  • I am (usually) good at empathizing.  This makes it easier to understand other people’s actions and motivations and avoid blaming myself for things that aren’t my fault.
  • I was in an emotionally manipulative relationship for 4 years.  I came out of that with the determination to not let someone make me feel like that ever again.  And I’ve managed to reconcile with my ex, be friendly with him, and have closure.
  • I have anxiety, but I fend it off pretty well.  I redirected it early on (subconsciously) to things that didn’t matter.  Instead of worrying about tangible things – school, friendships, my appearance – I would worry about strange things like the way colors seemed to jump at me or by imagining my depth perception was failing. I use my imagination to help me not take my anxiety seriously, make it somewhat of a game.
  • I decided it would be advantageous/attractive/fun to be fearless during my “self-improvement” phase.  So I made sure to practice not being afraid and taking risks to impress people.  I still do that a bit like the unblushing boaster that I am.

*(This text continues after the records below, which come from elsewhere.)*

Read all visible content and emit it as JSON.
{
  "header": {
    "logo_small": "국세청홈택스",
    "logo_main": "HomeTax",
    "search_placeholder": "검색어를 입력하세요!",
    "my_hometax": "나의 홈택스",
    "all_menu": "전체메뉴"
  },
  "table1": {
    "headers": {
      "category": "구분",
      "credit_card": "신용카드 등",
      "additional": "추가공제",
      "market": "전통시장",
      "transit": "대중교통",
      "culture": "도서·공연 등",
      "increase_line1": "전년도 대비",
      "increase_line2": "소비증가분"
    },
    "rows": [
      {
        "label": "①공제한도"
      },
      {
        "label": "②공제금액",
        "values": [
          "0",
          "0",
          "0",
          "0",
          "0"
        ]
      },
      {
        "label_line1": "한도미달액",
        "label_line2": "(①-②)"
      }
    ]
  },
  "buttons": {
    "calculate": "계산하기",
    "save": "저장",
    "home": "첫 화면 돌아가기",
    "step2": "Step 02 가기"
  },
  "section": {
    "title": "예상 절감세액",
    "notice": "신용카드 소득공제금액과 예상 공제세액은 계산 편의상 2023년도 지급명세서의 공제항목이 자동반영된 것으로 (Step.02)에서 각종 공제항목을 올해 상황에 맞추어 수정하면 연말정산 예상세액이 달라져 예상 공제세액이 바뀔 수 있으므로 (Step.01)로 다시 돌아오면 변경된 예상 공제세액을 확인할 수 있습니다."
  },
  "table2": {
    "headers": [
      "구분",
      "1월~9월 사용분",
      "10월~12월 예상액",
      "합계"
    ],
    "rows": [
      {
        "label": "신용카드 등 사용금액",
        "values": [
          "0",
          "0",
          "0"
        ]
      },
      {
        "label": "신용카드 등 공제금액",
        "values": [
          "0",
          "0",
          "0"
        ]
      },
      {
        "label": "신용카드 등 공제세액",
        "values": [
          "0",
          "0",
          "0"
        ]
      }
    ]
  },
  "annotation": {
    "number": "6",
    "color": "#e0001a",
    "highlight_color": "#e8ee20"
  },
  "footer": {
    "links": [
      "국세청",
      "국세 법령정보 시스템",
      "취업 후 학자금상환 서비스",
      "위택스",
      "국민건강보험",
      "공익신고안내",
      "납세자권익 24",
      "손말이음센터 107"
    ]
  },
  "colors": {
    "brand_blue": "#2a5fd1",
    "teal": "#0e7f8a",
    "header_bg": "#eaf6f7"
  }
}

  • I surrounded myself with people who are good for me, and made it a point to always be grateful for them.  I have supportive close buddies, an amazing girlfriend, and friends who inspire me.  I try to figure out how to make people feel good, and in return they give me kind and appreciative friendships.  I also make sure to let people know what I want, and they happily oblige me since I made things easy for them.   (i.e. I tend to tell people what a sucker I am for verbal affirmations, and which kinds.)

So, I’m sure I could think of other things, but now I want to hear what the community has to say.  What makes you feel confident?  How confident are you?  How confident do you perceive others to be?